Extracted information section start

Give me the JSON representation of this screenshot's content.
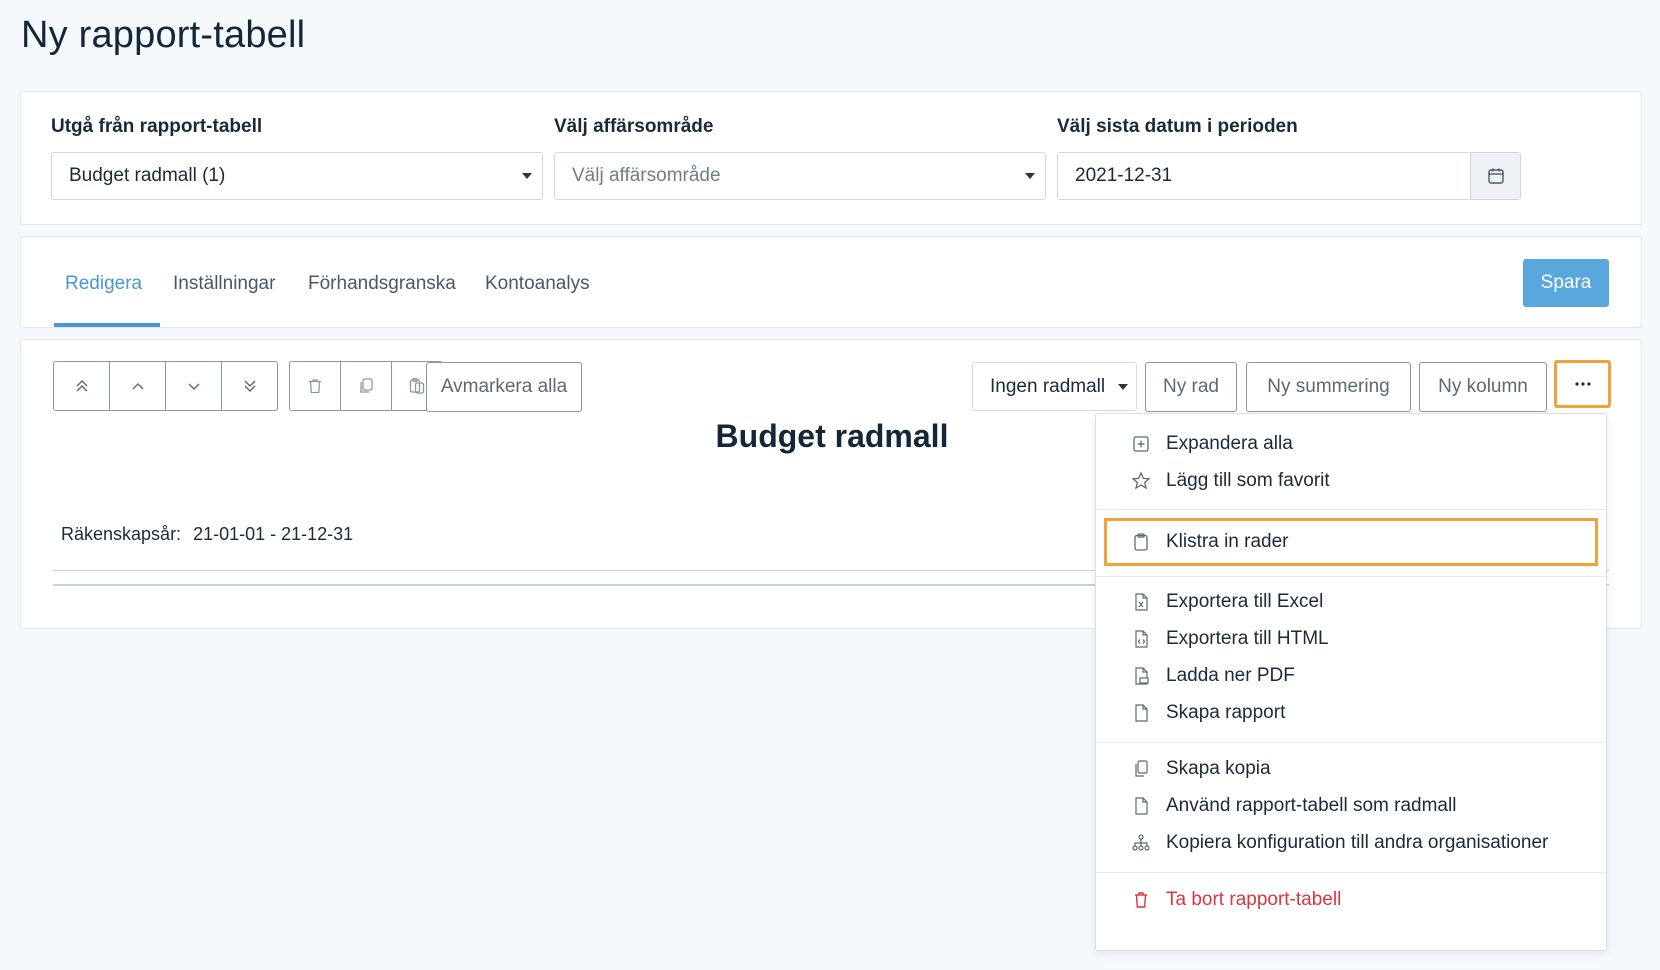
{
  "page": {
    "title": "Ny rapport-tabell"
  },
  "filters": {
    "base_table": {
      "label": "Utgå från rapport-tabell",
      "value": "Budget radmall (1)"
    },
    "business_area": {
      "label": "Välj affärsområde",
      "placeholder": "Välj affärsområde"
    },
    "period_end": {
      "label": "Välj sista datum i perioden",
      "value": "2021-12-31"
    }
  },
  "tabs": [
    {
      "label": "Redigera",
      "active": true
    },
    {
      "label": "Inställningar",
      "active": false
    },
    {
      "label": "Förhandsgranska",
      "active": false
    },
    {
      "label": "Kontoanalys",
      "active": false
    }
  ],
  "save_label": "Spara",
  "toolbar": {
    "move_buttons": [
      "move-top-icon",
      "move-up-icon",
      "move-down-icon",
      "move-bottom-icon"
    ],
    "edit_buttons": [
      "trash-icon",
      "copy-icon",
      "paste-icon"
    ],
    "deselect_all": "Avmarkera alla",
    "row_template": "Ingen radmall",
    "new_row": "Ny rad",
    "new_sum": "Ny summering",
    "new_column": "Ny kolumn",
    "more": "···"
  },
  "report": {
    "title": "Budget radmall",
    "fiscal_label": "Räkenskapsår:",
    "fiscal_range": "21-01-01 - 21-12-31"
  },
  "menu": {
    "expand_all": "Expandera alla",
    "add_favorite": "Lägg till som favorit",
    "paste_rows": "Klistra in rader",
    "export_excel": "Exportera till Excel",
    "export_html": "Exportera till HTML",
    "download_pdf": "Ladda ner PDF",
    "create_report": "Skapa rapport",
    "create_copy": "Skapa kopia",
    "use_as_template": "Använd rapport-tabell som radmall",
    "copy_config": "Kopiera konfiguration till andra organisationer",
    "delete_table": "Ta bort rapport-tabell"
  },
  "colors": {
    "accent": "#4a97d4",
    "highlight": "#f1a23a",
    "danger": "#d9363e"
  }
}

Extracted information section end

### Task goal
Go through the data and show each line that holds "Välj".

### Output of the exercise
      "label": "Välj affärsområde",
      "placeholder": "Välj affärsområde"
      "label": "Välj sista datum i perioden",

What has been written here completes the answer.